The advantage of zoom lenses over prime lenses is that you don’t have to change lenses to get to a tighter or a wider composition; it saves time. Plus, if the cameraperson is not switching lenses, they don’t have to worry about carrying them or constant cleaning. This choice of lens is ideal for documentary and newsgathering since, in both situations, the operator doesn’t have the luxury of pre-planning, rehearsals, and second takes. With zoom lenses, the operator can record, for instance, a podium with several people on it, or go for tight close-ups and show each one’s faces.
The disadvantage of zoom lenses is the loss in image quality. Narrative filmmakers should always use prime lenses, unless they are going for a specific camera effect or trick, such as the dolly counter zoom.
Prime lenses (or fixed focal length lenses) can’t zoom in or zoom out. Therefore, every time the filmmaker wants to get tighter on his composition, he can either (1) physically move the camera closer to his subject or (2) change the camera lens for one with a longer focal length and narrower field of view – the telephoto lens. Accordingly, if the filmmaker decides for a wider composition, he can either (1) physically move the camera away from the subject or (2) change the camera lens for one with a shorter focal length and wider field of view – the wide-angle lens.
As a trade-off for the inconvenience of switching lenses, the image quality is far superior with prime lenses, offering more pristine, clearer recordings. Professional narrative filmmakers always prefer prime lenses.
Telephoto lenses are longer than the average. In comparison to normal lenses or the human eye, telephoto can get really tight on the subject. It correlates to a zoom in with zoom lenses. The image is optically enlarged to show fine details from a subject that is far away.
Telephoto lenses compress space, making people and objects that are far apart appear really near one another. If a filmmaker is shooting a scene on the freeway where actors have to run among speeding vehicles, telephoto lenses can be a safe method to keep actors distant from danger while still selling the illusion that the talent is just a few feet away from moving cars.
One drawback of telephoto lenses is that shakiness and movements are more pronounced and therefore noticeable. Mathematically speaking, even though the camera itself may be moving only a fraction of an inch, the framing may be moving several feet. With ultra telephoto lenses, pans and tilts may be nightmarish to accomplish since the moves could be too fast or shaky. Use a tripod!
Shallow depth of field is another inherent characteristic of telephoto lenses. Ergo, telephoto lenses are ideal to rack focus.
By comparison, wide-angle lenses are the opposite of telephoto. Wide-angle lenses have a broader field of view, and therefore they can show sweeping panoramas of mountains, oceans, and forests. Since camera jiggle is negligible with wide-angle, this choice of lens is ideal for handheld work.
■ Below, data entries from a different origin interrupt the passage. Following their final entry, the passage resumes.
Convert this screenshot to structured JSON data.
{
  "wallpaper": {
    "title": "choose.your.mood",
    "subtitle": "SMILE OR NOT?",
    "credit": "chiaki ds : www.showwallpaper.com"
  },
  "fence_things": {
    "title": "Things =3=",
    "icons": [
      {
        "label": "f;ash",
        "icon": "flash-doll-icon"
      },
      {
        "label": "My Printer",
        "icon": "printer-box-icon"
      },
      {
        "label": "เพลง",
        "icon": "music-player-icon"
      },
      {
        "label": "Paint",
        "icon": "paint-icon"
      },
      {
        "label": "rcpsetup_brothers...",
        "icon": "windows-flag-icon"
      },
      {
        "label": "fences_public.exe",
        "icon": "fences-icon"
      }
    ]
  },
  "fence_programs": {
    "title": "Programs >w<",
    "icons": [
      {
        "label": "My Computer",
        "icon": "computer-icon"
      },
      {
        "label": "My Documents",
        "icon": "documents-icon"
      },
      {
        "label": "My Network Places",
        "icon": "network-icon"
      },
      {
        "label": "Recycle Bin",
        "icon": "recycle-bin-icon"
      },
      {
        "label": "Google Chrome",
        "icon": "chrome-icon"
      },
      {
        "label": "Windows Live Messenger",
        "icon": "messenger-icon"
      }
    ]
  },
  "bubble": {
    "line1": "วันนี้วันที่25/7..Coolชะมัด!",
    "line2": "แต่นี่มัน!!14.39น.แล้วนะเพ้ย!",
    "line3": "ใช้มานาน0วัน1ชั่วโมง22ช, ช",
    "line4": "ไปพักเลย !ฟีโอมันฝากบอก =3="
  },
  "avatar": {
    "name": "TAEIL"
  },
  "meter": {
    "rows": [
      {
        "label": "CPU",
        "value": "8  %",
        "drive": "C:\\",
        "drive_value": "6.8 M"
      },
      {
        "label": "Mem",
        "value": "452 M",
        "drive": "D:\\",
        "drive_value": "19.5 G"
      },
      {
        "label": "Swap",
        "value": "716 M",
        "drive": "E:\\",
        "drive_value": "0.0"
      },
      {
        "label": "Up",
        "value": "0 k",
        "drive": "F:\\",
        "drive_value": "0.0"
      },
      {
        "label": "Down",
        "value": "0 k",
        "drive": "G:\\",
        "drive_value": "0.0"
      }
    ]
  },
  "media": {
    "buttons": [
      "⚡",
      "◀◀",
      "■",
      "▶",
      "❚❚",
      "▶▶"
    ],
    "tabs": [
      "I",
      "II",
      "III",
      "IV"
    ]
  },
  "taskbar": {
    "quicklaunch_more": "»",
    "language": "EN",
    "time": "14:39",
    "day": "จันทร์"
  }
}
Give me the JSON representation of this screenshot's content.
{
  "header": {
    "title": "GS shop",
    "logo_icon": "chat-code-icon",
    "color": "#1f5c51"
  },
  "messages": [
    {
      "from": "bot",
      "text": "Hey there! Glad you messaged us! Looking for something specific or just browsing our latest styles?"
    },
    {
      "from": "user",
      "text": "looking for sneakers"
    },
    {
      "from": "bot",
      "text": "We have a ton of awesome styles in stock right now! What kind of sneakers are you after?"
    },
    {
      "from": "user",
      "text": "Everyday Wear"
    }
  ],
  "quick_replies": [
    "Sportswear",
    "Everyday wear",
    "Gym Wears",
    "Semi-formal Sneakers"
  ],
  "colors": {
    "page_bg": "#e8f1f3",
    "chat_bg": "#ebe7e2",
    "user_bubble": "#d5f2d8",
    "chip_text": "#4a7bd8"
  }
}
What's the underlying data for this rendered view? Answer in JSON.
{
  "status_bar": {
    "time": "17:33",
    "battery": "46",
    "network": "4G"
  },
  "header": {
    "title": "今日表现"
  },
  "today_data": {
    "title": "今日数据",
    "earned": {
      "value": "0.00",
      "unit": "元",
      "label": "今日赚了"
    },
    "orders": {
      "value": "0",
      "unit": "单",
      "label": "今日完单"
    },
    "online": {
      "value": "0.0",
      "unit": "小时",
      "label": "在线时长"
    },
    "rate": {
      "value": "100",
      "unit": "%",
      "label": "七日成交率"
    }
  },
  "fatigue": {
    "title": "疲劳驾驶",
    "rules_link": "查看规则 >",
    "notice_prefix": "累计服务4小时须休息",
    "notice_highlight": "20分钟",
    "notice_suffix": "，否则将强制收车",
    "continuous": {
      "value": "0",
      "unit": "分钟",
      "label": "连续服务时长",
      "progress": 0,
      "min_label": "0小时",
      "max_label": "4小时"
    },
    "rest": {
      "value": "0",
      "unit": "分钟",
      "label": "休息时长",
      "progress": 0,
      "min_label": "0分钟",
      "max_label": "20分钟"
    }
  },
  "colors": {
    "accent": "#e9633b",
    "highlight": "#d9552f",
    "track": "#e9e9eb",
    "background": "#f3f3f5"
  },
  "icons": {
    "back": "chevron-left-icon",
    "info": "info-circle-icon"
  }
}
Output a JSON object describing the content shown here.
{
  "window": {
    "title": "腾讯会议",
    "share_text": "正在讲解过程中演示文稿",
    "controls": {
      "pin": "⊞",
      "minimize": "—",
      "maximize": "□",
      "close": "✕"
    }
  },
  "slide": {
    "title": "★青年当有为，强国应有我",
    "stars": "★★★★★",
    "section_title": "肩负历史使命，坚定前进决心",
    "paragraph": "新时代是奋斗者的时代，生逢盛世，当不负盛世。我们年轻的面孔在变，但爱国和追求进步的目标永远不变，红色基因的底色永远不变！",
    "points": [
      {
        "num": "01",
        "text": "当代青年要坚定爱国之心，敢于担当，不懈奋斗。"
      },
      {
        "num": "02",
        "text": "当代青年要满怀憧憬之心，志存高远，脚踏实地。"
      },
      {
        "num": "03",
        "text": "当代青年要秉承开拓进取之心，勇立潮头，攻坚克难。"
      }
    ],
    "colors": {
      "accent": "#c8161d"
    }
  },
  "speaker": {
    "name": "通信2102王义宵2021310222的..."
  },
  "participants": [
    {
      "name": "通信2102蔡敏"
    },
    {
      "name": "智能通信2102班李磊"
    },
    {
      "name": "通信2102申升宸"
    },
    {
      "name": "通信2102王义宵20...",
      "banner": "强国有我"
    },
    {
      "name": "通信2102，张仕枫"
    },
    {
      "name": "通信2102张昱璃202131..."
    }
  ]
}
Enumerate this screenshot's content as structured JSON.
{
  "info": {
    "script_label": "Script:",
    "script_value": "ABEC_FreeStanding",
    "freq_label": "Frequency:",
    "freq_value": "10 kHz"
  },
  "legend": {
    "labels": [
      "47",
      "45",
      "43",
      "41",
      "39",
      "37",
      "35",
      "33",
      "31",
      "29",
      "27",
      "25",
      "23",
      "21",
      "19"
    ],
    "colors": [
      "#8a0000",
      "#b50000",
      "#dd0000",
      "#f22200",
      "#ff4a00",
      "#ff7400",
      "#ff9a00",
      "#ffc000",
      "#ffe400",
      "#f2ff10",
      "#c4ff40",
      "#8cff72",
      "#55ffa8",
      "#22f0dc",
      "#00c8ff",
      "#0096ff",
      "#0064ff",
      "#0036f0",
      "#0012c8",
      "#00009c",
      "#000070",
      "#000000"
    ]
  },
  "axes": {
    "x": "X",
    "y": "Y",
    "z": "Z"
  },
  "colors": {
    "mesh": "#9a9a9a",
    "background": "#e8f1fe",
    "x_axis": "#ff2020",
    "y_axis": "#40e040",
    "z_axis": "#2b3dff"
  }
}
Wide-angle lenses also exaggerate depth, making people and objects appear further apart from one another. Extreme wide-angle lenses should not be used too close to actors unless for a specific purpose or effect since wide-angle bends the image, which is totally unflattering.
Normal lens are halfway between telephoto and wide-angle lenses. Normal lenses mimics what the human eye sees, without neither getting too close to the subject, nor distorting it, nor compressing the distance among the plains.